Grant Boosts Radford University’s Literacy Efforts In Roanoke Schools
RADFORD -- In recognition of its ongoing efforts to increase student achievement in Roanoke’s public schools, Radford University recently received $180,645 in grant funding for its project “Teach for Achievement: Data Driven Instruction for Grades 3-5.”
Funded through the State Council of Higher Education for Virginia, the project, now in its second year, builds upon efforts to increase teachers’ knowledge in reading instruction in a way that impacts student achievement in reading, science, social studies and math. In addition, the project seeks to build up the capacity of leadership teams in high-needs schools to improve literacy support and instruction for older struggling readers. Focus will be placed on more than 60 teachers in Roanoke City Public Schools who attend a summer learning institute and receive professional development throughout the school year.

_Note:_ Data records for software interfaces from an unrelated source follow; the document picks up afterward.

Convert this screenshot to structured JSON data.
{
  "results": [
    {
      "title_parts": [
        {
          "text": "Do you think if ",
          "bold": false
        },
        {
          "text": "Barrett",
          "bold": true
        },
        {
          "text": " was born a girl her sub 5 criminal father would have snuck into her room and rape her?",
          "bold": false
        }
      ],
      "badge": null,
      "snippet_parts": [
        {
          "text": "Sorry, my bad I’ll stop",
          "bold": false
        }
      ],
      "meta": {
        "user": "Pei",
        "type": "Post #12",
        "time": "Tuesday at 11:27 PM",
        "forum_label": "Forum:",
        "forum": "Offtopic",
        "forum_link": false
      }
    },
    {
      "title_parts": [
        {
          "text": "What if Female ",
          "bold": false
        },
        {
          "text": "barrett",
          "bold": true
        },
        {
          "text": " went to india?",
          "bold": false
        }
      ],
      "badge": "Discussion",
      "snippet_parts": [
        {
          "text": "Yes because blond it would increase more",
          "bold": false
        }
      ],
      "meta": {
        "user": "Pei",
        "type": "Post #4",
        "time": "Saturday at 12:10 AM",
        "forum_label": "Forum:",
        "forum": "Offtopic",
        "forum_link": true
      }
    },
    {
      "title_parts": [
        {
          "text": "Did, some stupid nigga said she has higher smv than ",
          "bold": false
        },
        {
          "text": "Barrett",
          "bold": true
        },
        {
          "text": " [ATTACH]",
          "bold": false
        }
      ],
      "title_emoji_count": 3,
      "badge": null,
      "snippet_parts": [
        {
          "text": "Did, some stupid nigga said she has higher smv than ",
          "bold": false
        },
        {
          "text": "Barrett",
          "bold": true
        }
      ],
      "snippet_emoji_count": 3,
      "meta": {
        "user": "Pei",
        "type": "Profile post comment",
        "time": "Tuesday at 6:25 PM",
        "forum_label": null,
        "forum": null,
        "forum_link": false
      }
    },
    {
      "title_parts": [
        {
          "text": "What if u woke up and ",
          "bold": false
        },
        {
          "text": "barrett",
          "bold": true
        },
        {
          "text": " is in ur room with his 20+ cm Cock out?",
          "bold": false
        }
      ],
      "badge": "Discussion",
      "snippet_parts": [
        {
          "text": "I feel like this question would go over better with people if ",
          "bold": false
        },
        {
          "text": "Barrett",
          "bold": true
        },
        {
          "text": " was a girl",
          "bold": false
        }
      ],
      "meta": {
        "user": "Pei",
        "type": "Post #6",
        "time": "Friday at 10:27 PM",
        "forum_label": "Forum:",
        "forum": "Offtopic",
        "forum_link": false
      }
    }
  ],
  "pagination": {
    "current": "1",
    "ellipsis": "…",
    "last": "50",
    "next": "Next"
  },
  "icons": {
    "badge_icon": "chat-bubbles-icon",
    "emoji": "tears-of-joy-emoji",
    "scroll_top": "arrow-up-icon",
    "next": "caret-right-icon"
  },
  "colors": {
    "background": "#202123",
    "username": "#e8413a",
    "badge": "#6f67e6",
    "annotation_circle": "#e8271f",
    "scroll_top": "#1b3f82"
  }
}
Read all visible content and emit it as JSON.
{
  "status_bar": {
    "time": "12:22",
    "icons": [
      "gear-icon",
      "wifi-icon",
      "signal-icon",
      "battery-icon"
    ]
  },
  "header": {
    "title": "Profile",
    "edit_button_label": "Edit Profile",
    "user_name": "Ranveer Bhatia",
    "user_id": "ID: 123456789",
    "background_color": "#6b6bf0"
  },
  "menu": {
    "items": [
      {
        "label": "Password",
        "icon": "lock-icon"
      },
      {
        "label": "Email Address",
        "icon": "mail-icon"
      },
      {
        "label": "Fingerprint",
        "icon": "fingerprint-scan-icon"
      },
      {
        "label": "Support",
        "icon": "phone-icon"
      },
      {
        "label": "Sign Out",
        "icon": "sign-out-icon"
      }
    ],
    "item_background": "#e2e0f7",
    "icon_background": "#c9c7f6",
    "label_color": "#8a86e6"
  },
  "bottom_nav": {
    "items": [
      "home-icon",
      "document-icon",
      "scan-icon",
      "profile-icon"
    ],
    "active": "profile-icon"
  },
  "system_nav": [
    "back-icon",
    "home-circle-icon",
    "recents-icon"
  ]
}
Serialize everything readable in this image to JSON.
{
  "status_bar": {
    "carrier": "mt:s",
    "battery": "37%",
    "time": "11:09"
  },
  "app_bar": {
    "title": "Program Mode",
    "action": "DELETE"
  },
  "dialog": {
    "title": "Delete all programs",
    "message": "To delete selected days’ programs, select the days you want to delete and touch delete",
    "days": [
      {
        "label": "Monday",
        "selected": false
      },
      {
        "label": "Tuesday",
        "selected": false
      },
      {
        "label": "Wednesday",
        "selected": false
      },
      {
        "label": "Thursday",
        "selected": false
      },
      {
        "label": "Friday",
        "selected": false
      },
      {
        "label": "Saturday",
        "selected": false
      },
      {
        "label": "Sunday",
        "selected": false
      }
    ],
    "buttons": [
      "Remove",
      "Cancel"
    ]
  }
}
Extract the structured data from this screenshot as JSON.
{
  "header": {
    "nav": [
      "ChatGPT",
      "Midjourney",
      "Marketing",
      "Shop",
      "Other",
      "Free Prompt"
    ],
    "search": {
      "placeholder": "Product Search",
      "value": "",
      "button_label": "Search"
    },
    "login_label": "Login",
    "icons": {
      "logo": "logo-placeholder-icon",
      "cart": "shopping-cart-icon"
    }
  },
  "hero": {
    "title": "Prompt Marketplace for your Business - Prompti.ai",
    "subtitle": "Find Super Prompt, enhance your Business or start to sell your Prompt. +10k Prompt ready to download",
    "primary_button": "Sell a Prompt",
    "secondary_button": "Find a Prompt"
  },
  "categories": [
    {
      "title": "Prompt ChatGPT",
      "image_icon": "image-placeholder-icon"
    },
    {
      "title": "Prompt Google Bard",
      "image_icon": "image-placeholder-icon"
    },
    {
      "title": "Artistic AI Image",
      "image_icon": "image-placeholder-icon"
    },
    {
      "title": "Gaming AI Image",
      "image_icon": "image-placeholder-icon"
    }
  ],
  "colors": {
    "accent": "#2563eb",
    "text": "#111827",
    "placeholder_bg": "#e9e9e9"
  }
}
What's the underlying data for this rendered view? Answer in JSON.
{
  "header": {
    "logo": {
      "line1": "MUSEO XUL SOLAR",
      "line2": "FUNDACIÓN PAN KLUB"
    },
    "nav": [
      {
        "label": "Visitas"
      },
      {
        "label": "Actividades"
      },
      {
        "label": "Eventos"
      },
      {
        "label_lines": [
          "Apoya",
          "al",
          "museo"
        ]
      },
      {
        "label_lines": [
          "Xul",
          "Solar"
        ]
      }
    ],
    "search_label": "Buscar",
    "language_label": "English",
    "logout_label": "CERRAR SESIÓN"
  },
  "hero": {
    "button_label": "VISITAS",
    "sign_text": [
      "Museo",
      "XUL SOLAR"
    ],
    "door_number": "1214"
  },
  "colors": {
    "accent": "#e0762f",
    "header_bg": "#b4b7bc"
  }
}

“We know the value of reading, and the many opportunities successful readers have in our information-rich world,” said project co-director Jennifer Jones, who coordinated the grant efforts with fellow RU associate professor Eric Mesmer. “I was so excited to have the opportunity to continue our work with Roanoke City Public Schools. It has been such a pleasure to work with the leadership there, as well as the teachers and students.”
Assessment and support systems are readily available for struggling readers in the primary grades, according to Jones, however when students enter grades three-to-five, literacy screenings are not readily used and support systems are often lacking.
“This makes it easy for kids to ‘slip through the cracks,’ and causes even greater struggles and potential issues in the middle school grades,” she said. “In grades three-to-five, students are expected to read, to read more, and to read informational texts.”
The project helps teachers use data to form their instruction at the classroom level, as well as small group instruction aimed at specific reading needs, Jones explained.
“Teachers will use data to tailor instruction, and select appropriate texts for students,” she said. “We will also work to develop school leadership and professional development teams that will help move the work forward once the grant funding is no longer available in a year.”
This year’s grant money will allow the project to deliver ongoing, consistent professional development by offering training to teachers. This will be followed with modeling successful comprehension strategies, allowing teachers to use an assessment system to further help them monitor students’ progress and adjust instruction accordingly.
“We will highlight success stories from our grant, as well as from the research and work of others,” said Jones. “It will serve as a learning forum and network for systems across the state.”
September 9, 2010